+++ DATA EXTRACT
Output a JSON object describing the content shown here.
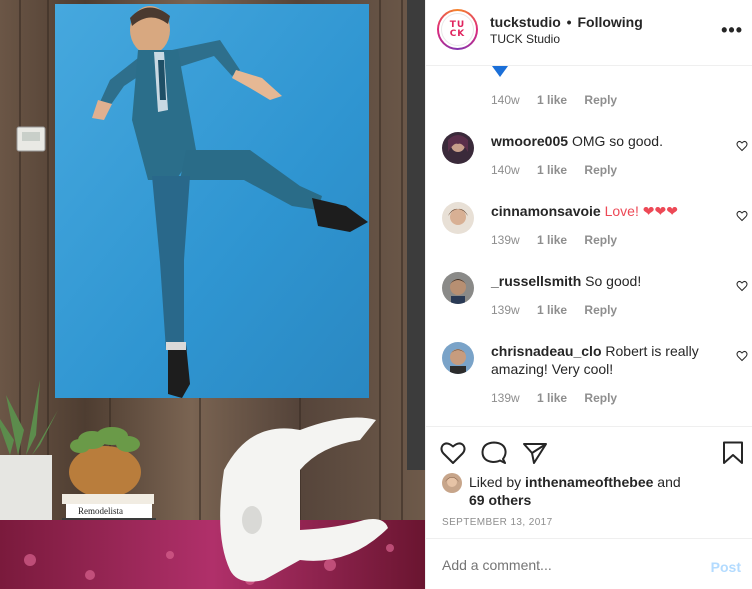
{
  "post": {
    "username": "tuckstudio",
    "dot": "•",
    "follow_status": "Following",
    "location": "TUCK Studio",
    "more": "•••",
    "avatar_logo_top": "TU",
    "avatar_logo_bottom": "CK"
  },
  "caption_meta": {
    "time": "140w",
    "likes": "1 like",
    "reply": "Reply"
  },
  "comments": [
    {
      "user": "wmoore005",
      "text": "OMG so good.",
      "time": "140w",
      "likes": "1 like",
      "reply": "Reply"
    },
    {
      "user": "cinnamonsavoie",
      "text": "Love! ❤❤❤",
      "time": "139w",
      "likes": "1 like",
      "reply": "Reply"
    },
    {
      "user": "_russellsmith",
      "text": "So good!",
      "time": "139w",
      "likes": "1 like",
      "reply": "Reply"
    },
    {
      "user": "chrisnadeau_clo",
      "text": "Robert is really amazing! Very cool!",
      "time": "139w",
      "likes": "1 like",
      "reply": "Reply"
    }
  ],
  "likes": {
    "prefix": "Liked by",
    "user": "inthenameofthebee",
    "and": "and",
    "others": "69 others"
  },
  "date": "SEPTEMBER 13, 2017",
  "add_comment": {
    "placeholder": "Add a comment...",
    "post_label": "Post"
  },
  "photo": {
    "book_title": "Remodelista"
  },
  "colors": {
    "accent": "#0095f6",
    "post_disabled": "#b3dbff",
    "muted": "#8e8e8e",
    "heart_red": "#ed4956"
  }
}
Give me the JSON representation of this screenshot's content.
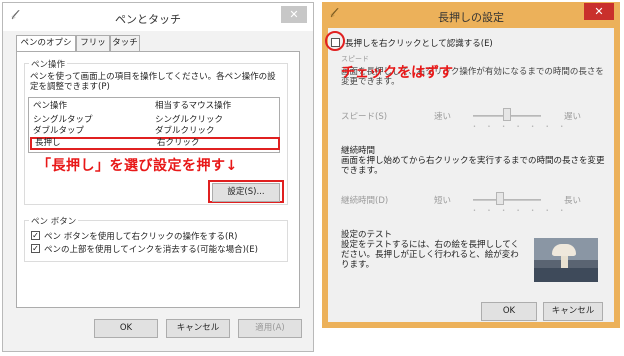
{
  "left_window": {
    "title": "ペンとタッチ",
    "close_glyph": "✕",
    "pen_glyph": "𝓁",
    "tabs": [
      "ペンのオプション",
      "フリック",
      "タッチ"
    ],
    "pen_actions": {
      "group_label": "ペン操作",
      "description": "ペンを使って画面上の項目を操作してください。各ペン操作の設定を調整できます(P)",
      "columns": [
        "ペン操作",
        "相当するマウス操作"
      ],
      "rows": [
        [
          "シングルタップ",
          "シングルクリック"
        ],
        [
          "ダブルタップ",
          "ダブルクリック"
        ],
        [
          "長押し",
          "右クリック"
        ]
      ],
      "settings_button": "設定(S)..."
    },
    "annotation": "「長押し」を選び設定を押す↓",
    "pen_buttons": {
      "group_label": "ペン ボタン",
      "option1": "ペン ボタンを使用して右クリックの操作をする(R)",
      "option2": "ペンの上部を使用してインクを消去する(可能な場合)(E)"
    },
    "buttons": {
      "ok": "OK",
      "cancel": "キャンセル",
      "apply": "適用(A)"
    }
  },
  "right_window": {
    "title": "長押しの設定",
    "close_glyph": "✕",
    "pen_glyph": "𝓁",
    "enable_checkbox": "長押しを右クリックとして認識する(E)",
    "speed": {
      "group_label": "スピード",
      "description": "画面を長押しして、右クリック操作が有効になるまでの時間の長さを変更できます。",
      "label": "スピード(S)",
      "min": "速い",
      "max": "遅い",
      "level": 0.5
    },
    "duration": {
      "group_label": "継続時間",
      "description": "画面を押し始めてから右クリックを実行するまでの時間の長さを変更できます。",
      "label": "継続時間(D)",
      "min": "短い",
      "max": "長い",
      "level": 0.4
    },
    "test": {
      "group_label": "設定のテスト",
      "description": "設定をテストするには、右の絵を長押ししてください。長押しが正しく行われると、絵が変わります。"
    },
    "annotation": "チェックをはずす",
    "buttons": {
      "ok": "OK",
      "cancel": "キャンセル"
    }
  },
  "colors": {
    "annotation_red": "#e81818",
    "title_accent": "#ecb15a",
    "close_red": "#c9302c"
  }
}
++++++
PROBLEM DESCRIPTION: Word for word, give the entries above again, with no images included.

TASK RESPONSE:
Output a JSON object describing the content shown here.
{
  "post": {
    "username": "tuckstudio",
    "dot": "•",
    "follow_status": "Following",
    "location": "TUCK Studio",
    "more": "•••",
    "avatar_logo_top": "TU",
    "avatar_logo_bottom": "CK"
  },
  "caption_meta": {
    "time": "140w",
    "likes": "1 like",
    "reply": "Reply"
  },
  "comments": [
    {
      "user": "wmoore005",
      "text": "OMG so good.",
      "time": "140w",
      "likes": "1 like",
      "reply": "Reply"
    },
    {
      "user": "cinnamonsavoie",
      "text": "Love! ❤❤❤",
      "time": "139w",
      "likes": "1 like",
      "reply": "Reply"
    },
    {
      "user": "_russellsmith",
      "text": "So good!",
      "time": "139w",
      "likes": "1 like",
      "reply": "Reply"
    },
    {
      "user": "chrisnadeau_clo",
      "text": "Robert is really amazing! Very cool!",
      "time": "139w",
      "likes": "1 like",
      "reply": "Reply"
    }
  ],
  "likes": {
    "prefix": "Liked by",
    "user": "inthenameofthebee",
    "and": "and",
    "others": "69 others"
  },
  "date": "SEPTEMBER 13, 2017",
  "add_comment": {
    "placeholder": "Add a comment...",
    "post_label": "Post"
  },
  "photo": {
    "book_title": "Remodelista"
  },
  "colors": {
    "accent": "#0095f6",
    "post_disabled": "#b3dbff",
    "muted": "#8e8e8e",
    "heart_red": "#ed4956"
  }
}
Give me the JSON representation of this screenshot's content.
{
  "left_window": {
    "title": "ペンとタッチ",
    "close_glyph": "✕",
    "pen_glyph": "𝓁",
    "tabs": [
      "ペンのオプション",
      "フリック",
      "タッチ"
    ],
    "pen_actions": {
      "group_label": "ペン操作",
      "description": "ペンを使って画面上の項目を操作してください。各ペン操作の設定を調整できます(P)",
      "columns": [
        "ペン操作",
        "相当するマウス操作"
      ],
      "rows": [
        [
          "シングルタップ",
          "シングルクリック"
        ],
        [
          "ダブルタップ",
          "ダブルクリック"
        ],
        [
          "長押し",
          "右クリック"
        ]
      ],
      "settings_button": "設定(S)..."
    },
    "annotation": "「長押し」を選び設定を押す↓",
    "pen_buttons": {
      "group_label": "ペン ボタン",
      "option1": "ペン ボタンを使用して右クリックの操作をする(R)",
      "option2": "ペンの上部を使用してインクを消去する(可能な場合)(E)"
    },
    "buttons": {
      "ok": "OK",
      "cancel": "キャンセル",
      "apply": "適用(A)"
    }
  },
  "right_window": {
    "title": "長押しの設定",
    "close_glyph": "✕",
    "pen_glyph": "𝓁",
    "enable_checkbox": "長押しを右クリックとして認識する(E)",
    "speed": {
      "group_label": "スピード",
      "description": "画面を長押しして、右クリック操作が有効になるまでの時間の長さを変更できます。",
      "label": "スピード(S)",
      "min": "速い",
      "max": "遅い",
      "level": 0.5
    },
    "duration": {
      "group_label": "継続時間",
      "description": "画面を押し始めてから右クリックを実行するまでの時間の長さを変更できます。",
      "label": "継続時間(D)",
      "min": "短い",
      "max": "長い",
      "level": 0.4
    },
    "test": {
      "group_label": "設定のテスト",
      "description": "設定をテストするには、右の絵を長押ししてください。長押しが正しく行われると、絵が変わります。"
    },
    "annotation": "チェックをはずす",
    "buttons": {
      "ok": "OK",
      "cancel": "キャンセル"
    }
  },
  "colors": {
    "annotation_red": "#e81818",
    "title_accent": "#ecb15a",
    "close_red": "#c9302c"
  }
}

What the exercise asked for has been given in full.